Jesus answered, “Allow me to be baptized now. This is necessary to fulfill all righteousness.”
So John agreed to baptize Jesus. When Jesus was baptized, he immediately came up out of the water. Heaven was opened to him, and he saw the Spirit of God coming down like a dove and resting on him. A voice from heaven said, “This is my Son whom I dearly love; I find happiness in him.” (Matthew 3:13-17, CEB)
It seems only right that we ask questions about the meaning of baptism since John the Baptist himself asked such questions.
John Wesley’s Notes on the New Testament include these comments on these verses.
It becometh every messenger of God to observe all his righteous ordinances. But the particular meaning of our Lord seems to be, that it becometh us to do (me to receive baptism, and you to administer it) in order to fulfil, that is, that I may fully perform every part of the righteous law of God, and the commission he hath given me.
Let our Lord’s submitting to baptism teach us a holy exactness in the observance of those institutions which owe their obligation merely to a Divine command.
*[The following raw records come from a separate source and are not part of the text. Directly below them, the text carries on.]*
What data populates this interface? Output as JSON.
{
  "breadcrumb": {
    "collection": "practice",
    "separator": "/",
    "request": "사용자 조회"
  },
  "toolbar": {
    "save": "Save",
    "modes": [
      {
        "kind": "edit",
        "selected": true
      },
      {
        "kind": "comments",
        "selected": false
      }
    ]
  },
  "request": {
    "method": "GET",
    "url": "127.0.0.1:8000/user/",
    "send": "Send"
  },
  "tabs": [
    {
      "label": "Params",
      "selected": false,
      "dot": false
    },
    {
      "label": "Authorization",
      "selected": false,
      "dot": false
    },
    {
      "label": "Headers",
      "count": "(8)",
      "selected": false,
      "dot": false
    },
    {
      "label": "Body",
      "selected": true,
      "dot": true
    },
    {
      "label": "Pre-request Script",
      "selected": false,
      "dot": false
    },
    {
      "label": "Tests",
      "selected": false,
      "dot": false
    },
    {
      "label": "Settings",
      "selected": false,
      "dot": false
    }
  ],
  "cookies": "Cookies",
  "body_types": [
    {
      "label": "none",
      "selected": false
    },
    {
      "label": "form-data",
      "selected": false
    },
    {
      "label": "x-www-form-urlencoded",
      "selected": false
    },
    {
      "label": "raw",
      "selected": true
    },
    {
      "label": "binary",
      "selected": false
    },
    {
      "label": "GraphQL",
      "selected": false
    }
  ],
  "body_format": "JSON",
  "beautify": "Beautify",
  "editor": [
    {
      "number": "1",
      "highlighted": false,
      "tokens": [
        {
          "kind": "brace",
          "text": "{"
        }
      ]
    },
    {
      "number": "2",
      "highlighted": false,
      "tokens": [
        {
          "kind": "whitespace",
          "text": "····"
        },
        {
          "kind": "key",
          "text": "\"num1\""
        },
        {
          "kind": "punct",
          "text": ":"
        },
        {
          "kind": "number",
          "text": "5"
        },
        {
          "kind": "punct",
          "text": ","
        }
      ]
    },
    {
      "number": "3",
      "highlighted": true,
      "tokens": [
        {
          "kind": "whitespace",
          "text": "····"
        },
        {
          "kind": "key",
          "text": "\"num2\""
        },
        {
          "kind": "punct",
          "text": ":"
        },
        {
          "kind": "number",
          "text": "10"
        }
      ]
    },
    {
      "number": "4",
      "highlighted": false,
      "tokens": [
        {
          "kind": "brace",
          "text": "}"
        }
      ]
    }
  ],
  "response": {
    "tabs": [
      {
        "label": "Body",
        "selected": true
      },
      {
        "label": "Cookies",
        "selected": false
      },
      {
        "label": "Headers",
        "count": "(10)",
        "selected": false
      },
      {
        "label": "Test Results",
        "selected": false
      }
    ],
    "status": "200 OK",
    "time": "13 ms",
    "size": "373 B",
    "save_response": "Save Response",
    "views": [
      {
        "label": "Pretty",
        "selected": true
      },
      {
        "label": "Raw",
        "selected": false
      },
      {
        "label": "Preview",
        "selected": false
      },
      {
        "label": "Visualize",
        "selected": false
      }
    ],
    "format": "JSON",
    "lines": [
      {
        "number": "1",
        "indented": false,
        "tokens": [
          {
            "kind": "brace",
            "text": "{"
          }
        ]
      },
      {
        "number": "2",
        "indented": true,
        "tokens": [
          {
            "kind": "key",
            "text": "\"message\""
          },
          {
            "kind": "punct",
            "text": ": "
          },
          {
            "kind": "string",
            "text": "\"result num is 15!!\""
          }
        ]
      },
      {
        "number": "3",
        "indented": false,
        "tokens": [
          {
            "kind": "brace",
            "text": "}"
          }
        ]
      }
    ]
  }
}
Surely thus it becometh all his followers to fulfil all righteousness. Jesus had no sin to wash away. And yet he was baptized. And God owned his ordinance, so as to make it the season of pouring forth the Holy Spirit upon him. And where can we expect this sacred effusion, but in an humble attendance on Divine appointments.
Wesley comes down on the side of interpreting Jesus’ baptism as a model for his followers. Jesus was baptized even though he had no sin and required no repentance, which were key aspects of John’s baptismal message. Jesus did this to set a model for us. For Wesley the baptism of Jesus is an example of the obligations that rest on us as Christians for no other reason than Jesus Christ commands us to observe them. If we reject the command, Wesley argues, we should not expect the Holy Spirit.
As I ponder this passage, my mind turns to Paul’s teaching in Ephesus about the difference between the baptism of John and the baptism of Jesus. The key question in those verses had to do with the Holy Spirit. Did the disciples receive the Holy Spirit when they were baptized? To which the disciples say they don’t know anything about the Holy Spirit?
Paul, engaging in some spiritual diagnosis, asks which baptism they received. He goes on to explain that the baptism of John was a baptism of repentance that prepared the people for the coming of Jesus (as Gabriel said of John in Luke 1).
Paul’s teaching here makes me wonder if the baptism of John was meant to come to an end with the presence of Jesus and the coming of his kingdom. The pre-show shuts down when the main act arrives. Jesus underwent baptism as a way of bringing to conclusion the baptism that is a sign of repentance and opens up the age of baptism that conveys the gift of the Holy Spirit. Could the fulfilling of all righteousness be the fulfilling of the purpose of John’s baptism of repentance?